All men with metastatic prostate cancer or a family history suggesting hereditary risk should be getting genetic testing, experts recommended in an article published June 9 in the Journal of Clinical Oncology.
The article from Dr. Veda Giri of Sidney Kimmel Cancer Center at Thomas Jefferson University and colleagues reflects a review of germline and somatic testing in prostate cancer discussed at an international multidisciplinary consensus conference held October 4 to 5. The meeting – the Philadelphia Prostate Cancer Consensus Conference 2019: Implementation of Germline Testing for Prostate Cancer, was hosted by Sidney Kimmel Cancer Center at Thomas Jefferson University.

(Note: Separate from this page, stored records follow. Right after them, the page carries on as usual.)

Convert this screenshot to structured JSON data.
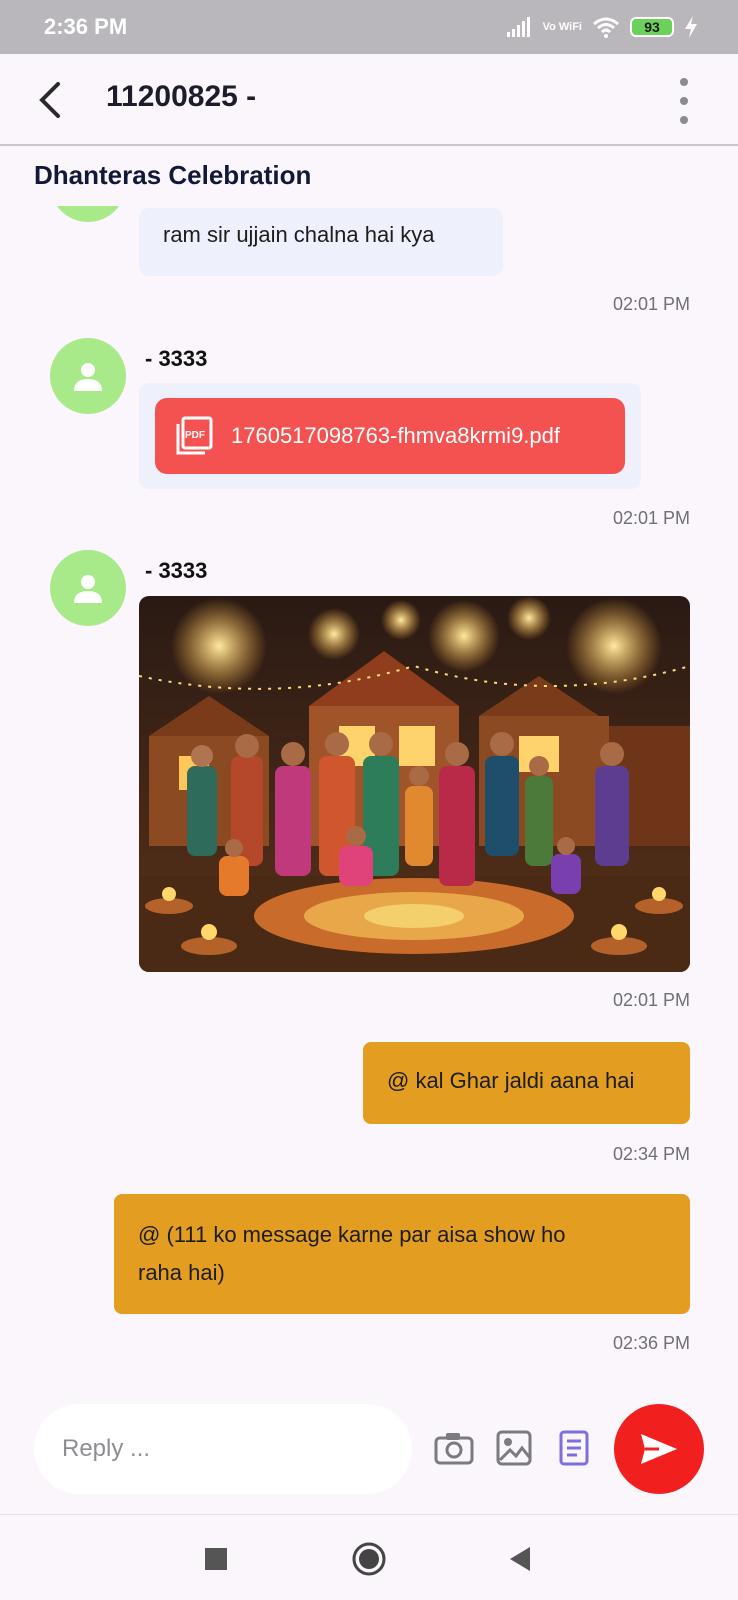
{
  "status_bar": {
    "time": "2:36 PM",
    "network": "Vo WiFi",
    "battery": "93"
  },
  "header": {
    "title": "11200825 -"
  },
  "group": {
    "name": "Dhanteras Celebration"
  },
  "messages": [
    {
      "text": "ram sir ujjain chalna hai kya",
      "time": "02:01 PM"
    },
    {
      "sender": "- 3333",
      "file_name": "1760517098763-fhmva8krmi9.pdf",
      "file_type": "PDF",
      "time": "02:01 PM"
    },
    {
      "sender": "- 3333",
      "image_desc": "diwali-family-image",
      "time": "02:01 PM"
    },
    {
      "text": "@ kal Ghar jaldi aana hai",
      "time": "02:34 PM"
    },
    {
      "text_line1": "@ (111 ko message karne par aisa show ho",
      "text_line2": "raha hai)",
      "time": "02:36 PM"
    }
  ],
  "composer": {
    "placeholder": "Reply ..."
  },
  "colors": {
    "accent": "#e39e21",
    "send": "#f21f1f",
    "avatar": "#a8e98a",
    "pdf": "#f45250"
  }
}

To ensure access to personalized treatments and clinical trials, stakeholders at the meeting called for testing all men with metastatic prostate cancer and also men with a family history that suggests hereditary risk for prostate cancer and other tumor types. According to the group, large germline panels and somatic testing are recommended and screening for certain mutations should be prioritized: BRCA1, BRCA2, and DNA mismatch repair genes.
Routine use of genetic testing has real-world implications for patients as two poly (ADP-ribose) polymerase (PARP) inhibitors were just approved for subtypes of metastatic castration-resistant prostate cancer. Last month, the U.S. Food and Drug Administration approved rucaparib (Rubraca) for patients with germline or somatic BRCA mutations and olaparib (Lynparza) in those with germline or somatic homologous recombination repair-mutated disease.
Despite its value in finding mutations that are actionable, however, genetic testing of men for prostate cancer is "still not common practice due to inconsistent guidelines and challenges to implementation of genetic counseling," conference sponsors said in a statement about the just-published recommendations.